Bryan Skellon, second from left, with apprentice friends at Crewe Works
And he remembers the practical jokes and the funny side – like the time a nervous worker was asleep in a box truck, someone tied his legs together then shouted that the foreman was on his way. “The man leapt to his feet and fell flat on his face,” said Bryan.
He explained these pranks were necessary to break the boredom for teenage boys. And they helped to distract their minds from some of the horrific accidents and fatalities. One accident involved Bryan’s elder sister Joyce, who was drafted into the Works during the war – before Bryan started there.
She sliced apart the sinews in front of her ankle after walking into a razor-sharp cutting stretched between the legs of a machine. She ended up in Manchester Royal Infirmary and was off work for three months. The lack of health of safety in those days would be unthinkable today.
Bryan Skellon pictured with his book : Inside Crewe Locomotive Works and also an unpublished work which he wrote for his family, Bryan’s Story (Image: Belinda Ryan)
Bryan recalls the man who died of cyanide poisoning.
The plating plant in the brass shop had two vats containing a mixture of cyanide and water. “It was like a bath of cyanide liquid and we used to have our lunch round there,” he said. “We used to put the lunch boxes round the side and we played cards there. There was no protection at all, no notice – and the bloke that ran it, he used to go into the stores, collect these cyanide eggs put them in a scoop, walk through the shop with bits dropping on the floor.
(Image: Crewe Chronicle)
“Anyway, it was a well-known fact that if you’d got cyanide and just put a bit on a piece of paper or rag and put it in front of a wasps nest the cyanide gas would kill the wasps and then you could dig the maggots out for fishing.
“This bloke from the next department, he got an old iodine bottle with a tapered stopper, filled it with this liquid, went fishing in Shrewsbury on the Saturday and they found him dead on the river bank. “The tapered stopper had come adrift and the liquid had got on his sandwiches and he ate the sandwiches and it killed him.” Bryan said shortly after the man died, massive steel surrounds went up round the ‘cyanide bath’ with big notices, warning ‘danger, cyanide’.
He also recalls how workers on the night shift would hide away for an hour’s sleep during their lunch break in the blue asbestos lagging store – totally unaware of the danger. “Men would virtually wrap themselves in this material and sleep,” he said.
Bryan Skellon as works inspector testing an electric pantograph in Crewe Works
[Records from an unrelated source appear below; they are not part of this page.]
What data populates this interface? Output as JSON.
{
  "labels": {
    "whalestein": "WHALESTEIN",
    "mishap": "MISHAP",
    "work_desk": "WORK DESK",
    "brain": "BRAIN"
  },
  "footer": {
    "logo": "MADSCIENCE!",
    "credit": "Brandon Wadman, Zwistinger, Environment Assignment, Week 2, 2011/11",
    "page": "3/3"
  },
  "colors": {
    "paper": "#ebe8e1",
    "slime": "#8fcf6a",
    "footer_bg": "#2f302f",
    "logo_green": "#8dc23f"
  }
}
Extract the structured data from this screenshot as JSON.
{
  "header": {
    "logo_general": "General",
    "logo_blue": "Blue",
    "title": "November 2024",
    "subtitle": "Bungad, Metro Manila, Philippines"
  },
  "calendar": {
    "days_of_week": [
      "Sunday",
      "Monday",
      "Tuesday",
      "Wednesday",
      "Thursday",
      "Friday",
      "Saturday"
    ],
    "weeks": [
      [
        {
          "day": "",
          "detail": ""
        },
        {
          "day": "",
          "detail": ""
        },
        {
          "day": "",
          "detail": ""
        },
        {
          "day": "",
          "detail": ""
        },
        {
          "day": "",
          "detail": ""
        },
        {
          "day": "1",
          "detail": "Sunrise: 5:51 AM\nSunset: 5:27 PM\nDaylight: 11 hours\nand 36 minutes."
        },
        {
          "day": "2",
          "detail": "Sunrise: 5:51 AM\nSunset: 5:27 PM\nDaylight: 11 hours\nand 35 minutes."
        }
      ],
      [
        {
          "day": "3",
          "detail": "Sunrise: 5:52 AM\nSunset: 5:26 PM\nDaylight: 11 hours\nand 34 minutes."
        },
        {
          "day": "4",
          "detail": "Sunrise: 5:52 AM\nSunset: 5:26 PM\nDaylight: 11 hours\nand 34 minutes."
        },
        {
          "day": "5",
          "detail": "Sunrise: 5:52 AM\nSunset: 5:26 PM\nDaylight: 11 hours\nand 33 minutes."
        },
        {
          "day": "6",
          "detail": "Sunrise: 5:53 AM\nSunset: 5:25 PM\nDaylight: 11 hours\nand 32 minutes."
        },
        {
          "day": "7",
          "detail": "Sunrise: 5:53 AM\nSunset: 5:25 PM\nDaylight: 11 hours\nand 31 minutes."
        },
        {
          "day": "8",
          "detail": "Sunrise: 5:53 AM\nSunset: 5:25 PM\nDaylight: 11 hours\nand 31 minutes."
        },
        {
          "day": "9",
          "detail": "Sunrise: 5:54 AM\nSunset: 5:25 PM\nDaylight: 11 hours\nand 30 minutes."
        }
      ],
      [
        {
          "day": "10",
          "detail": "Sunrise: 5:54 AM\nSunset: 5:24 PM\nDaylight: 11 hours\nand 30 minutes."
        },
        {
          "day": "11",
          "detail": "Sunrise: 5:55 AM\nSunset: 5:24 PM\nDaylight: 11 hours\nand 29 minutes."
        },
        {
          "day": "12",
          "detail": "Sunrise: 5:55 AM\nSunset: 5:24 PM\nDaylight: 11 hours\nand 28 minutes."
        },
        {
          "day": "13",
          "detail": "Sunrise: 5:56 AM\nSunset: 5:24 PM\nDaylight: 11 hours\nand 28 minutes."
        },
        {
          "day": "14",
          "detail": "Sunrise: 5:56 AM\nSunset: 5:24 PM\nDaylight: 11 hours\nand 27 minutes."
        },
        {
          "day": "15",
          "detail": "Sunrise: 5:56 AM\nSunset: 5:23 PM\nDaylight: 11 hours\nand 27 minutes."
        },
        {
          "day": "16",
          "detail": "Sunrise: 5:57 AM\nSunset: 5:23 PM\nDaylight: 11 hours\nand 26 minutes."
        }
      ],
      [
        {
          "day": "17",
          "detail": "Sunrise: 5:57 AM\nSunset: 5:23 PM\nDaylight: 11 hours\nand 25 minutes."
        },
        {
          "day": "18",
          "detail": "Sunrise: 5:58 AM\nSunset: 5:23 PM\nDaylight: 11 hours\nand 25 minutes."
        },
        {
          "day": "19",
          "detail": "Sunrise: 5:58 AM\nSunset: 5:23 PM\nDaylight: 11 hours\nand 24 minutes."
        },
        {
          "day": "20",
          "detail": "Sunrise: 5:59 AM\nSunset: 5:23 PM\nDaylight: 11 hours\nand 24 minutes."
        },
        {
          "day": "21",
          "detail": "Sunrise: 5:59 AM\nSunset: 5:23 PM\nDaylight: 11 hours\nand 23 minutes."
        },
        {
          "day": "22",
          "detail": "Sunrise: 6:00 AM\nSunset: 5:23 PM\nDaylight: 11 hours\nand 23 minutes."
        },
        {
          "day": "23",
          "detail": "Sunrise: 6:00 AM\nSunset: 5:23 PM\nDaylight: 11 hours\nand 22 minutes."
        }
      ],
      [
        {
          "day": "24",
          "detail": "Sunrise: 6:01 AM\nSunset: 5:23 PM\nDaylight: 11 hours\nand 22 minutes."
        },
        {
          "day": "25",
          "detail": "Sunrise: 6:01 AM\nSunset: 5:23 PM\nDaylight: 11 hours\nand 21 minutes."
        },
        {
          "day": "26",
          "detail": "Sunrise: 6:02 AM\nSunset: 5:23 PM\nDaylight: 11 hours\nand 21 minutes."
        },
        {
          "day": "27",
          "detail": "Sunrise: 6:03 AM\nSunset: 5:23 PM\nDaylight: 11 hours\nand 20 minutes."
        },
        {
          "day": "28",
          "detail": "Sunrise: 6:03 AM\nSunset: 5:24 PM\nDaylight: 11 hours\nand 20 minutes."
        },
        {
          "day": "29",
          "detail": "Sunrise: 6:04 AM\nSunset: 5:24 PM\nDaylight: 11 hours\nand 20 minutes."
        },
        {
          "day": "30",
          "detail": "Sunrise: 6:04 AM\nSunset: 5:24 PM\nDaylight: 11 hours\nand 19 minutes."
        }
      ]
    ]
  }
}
Bryan witnessed many changes during his time at Crewe Works where at one time, everything – nuts, bolts, rails – was all manufactured in Crewe. When Bryan joined Crewe Works, it was a job for life.
Those days have long gone. When Bryan started there were 20,000 people employed at the Works – now there’s about 350. And during Bryan’s time, the Works stretched for about a mile and a half from the station to the West End near Merrills Bridge – now most of it has been flattened and houses are being built there.
Inside Crewe Locomotive Works: My 50 Years in the workshops, by Bryan Skellon and Neil Smith, is a fantastic read – and most of the proceeds go to St Luke’s Hospice. Already the hospice has received GBP3,500 from the book sales.
Proceeds from the book Inside Crewe Locomotive Works go to St Luke’s Hospice (Image: Crewe Chronicle)
A final reprint, which has just arrived, costs GBP9.99 and is available from the new St Luke’s store in Market Street, Crewe or by post – send a cheque (payable to N. Smith) for GBP12.50 to 22 Sundale Drive, Crewe, CW2 8UB.
The book is also available on Amazon.